"He looks at the sign, looks up, and sees my mom sitting there. Well, I finished what I was doing in the back of the van, came around, and he was gone. I asked my mom where he was and she said, '"Oh, he just looked in here, turned around, and went back inside.' I figured he must have been paged or something because he didn't lock the gate or anything." McMonigle's thin lips stretch into a broad smile, hinting at an impending roar of laughter. "Well, I was there later in the week, and he got up the nerve to ask me, "When you get really busy, do you just sit 'em up on the front seat?'"

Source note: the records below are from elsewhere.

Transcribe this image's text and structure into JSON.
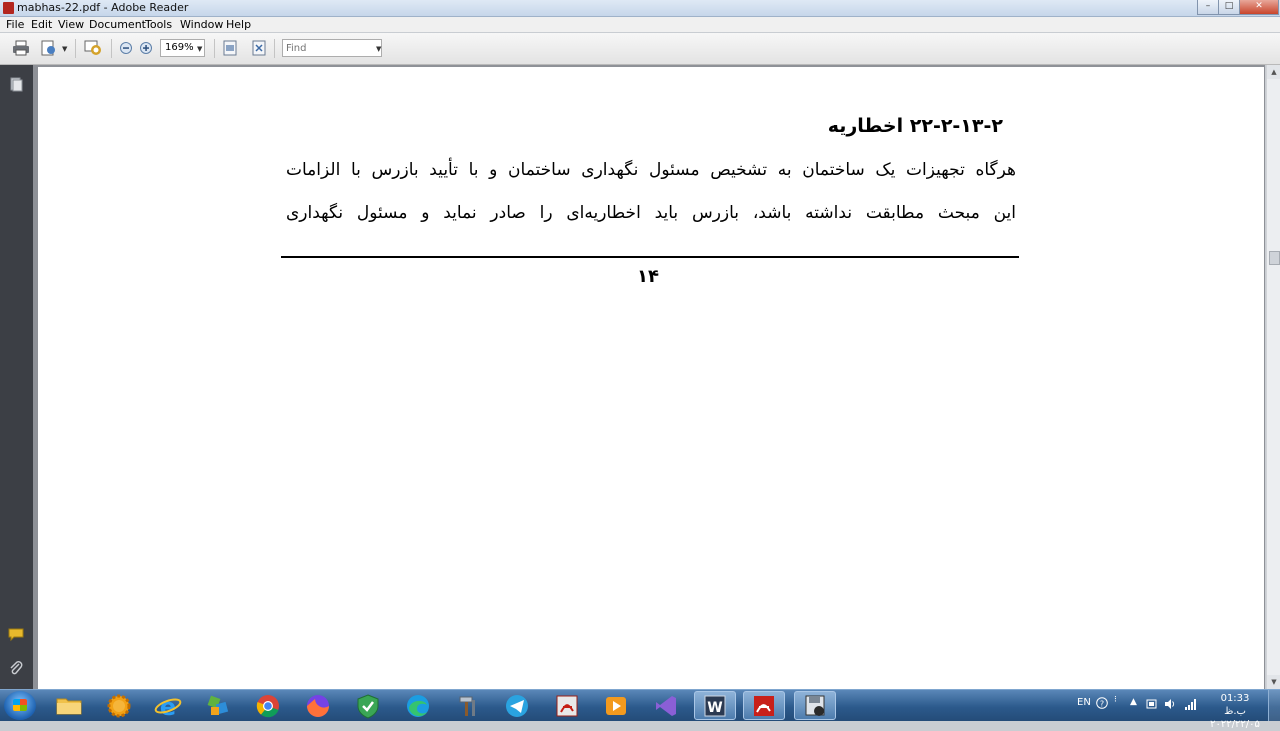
{
  "window": {
    "title": "mabhas-22.pdf - Adobe Reader",
    "controls": [
      "minimize",
      "maximize",
      "close"
    ]
  },
  "menu": [
    "File",
    "Edit",
    "View",
    "Document",
    "Tools",
    "Window",
    "Help"
  ],
  "toolbar": {
    "zoom": "169%",
    "find_placeholder": "Find"
  },
  "document": {
    "heading": "۲۲-۲-۱۳-۲ اخطاریه",
    "lines": [
      "هرگاه تجهیزات یک ساختمان به تشخیص مسئول نگهداری ساختمان و با تأیید بازرس با الزامات",
      "این مبحث مطابقت نداشته باشد، بازرس باید اخطاریه‌ای را صادر نماید و مسئول نگهداری"
    ],
    "page_number": "۱۴"
  },
  "taskbar": {
    "language": "EN",
    "time": "01:33 ب.ظ",
    "date": "۲۰۲۲/۲۲/۰۵",
    "apps": [
      "file-explorer",
      "settings",
      "internet-explorer",
      "tool-app",
      "chrome",
      "firefox",
      "security-app",
      "edge",
      "tools-app",
      "telegram",
      "acrobat-pro",
      "media-player",
      "visual-studio",
      "word",
      "adobe-reader",
      "save-app"
    ]
  }
}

McMonigle slaps the library table, the twinkle in his eyes spreading to the rest of his face. "So I said to my mom, "If anyone looks through the front seat, move a little.' She thought that was so funny, she told all her friends that story. Anybody who'd listen." When the laughter passes, he turns the tale into another important lesson about life in the funeral business. "You have to be able to laugh at situations if you get grim. Otherwise, you just chew it up, chew yourself out."

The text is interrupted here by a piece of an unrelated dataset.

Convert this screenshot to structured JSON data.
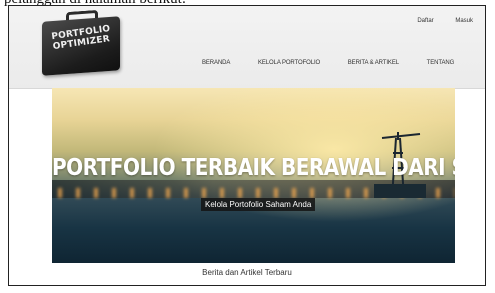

"If I've heard the story about the body sitting up ...," Donald Dimond, president of the San Francisco College of Mortuary Science, says, shaking his head in frustration. "Someone always tells the story: '"I was in a funeral home one time, and I walked into the prep room, and a body sat up.' You have to kind of smile, because you can't say, '"You're a damn liar.' But bodies don't sit up. They can't sit up. Forget convulsive movement; it takes a lot of muscular action to twitch a nose, move a finger. And there's something else that's required: blood flowing."
Like the hallway outside, Dimond's spacious office is bathed in the subdued amber of dim lamps and sunlight against shuttered blinds. Bookcases line the walls, showcasing trade journals dating back to the 1930s -- when side-loading hearses were briefly in vogue -- and modern-era curriculum guides thicker than most dictionaries. Dimond's tan suit blends perfectly into the muted glow, and his voice carries a naturally smooth, pedantic tone as he discusses and dismisses many of the misconceptions the public holds about his livelihood.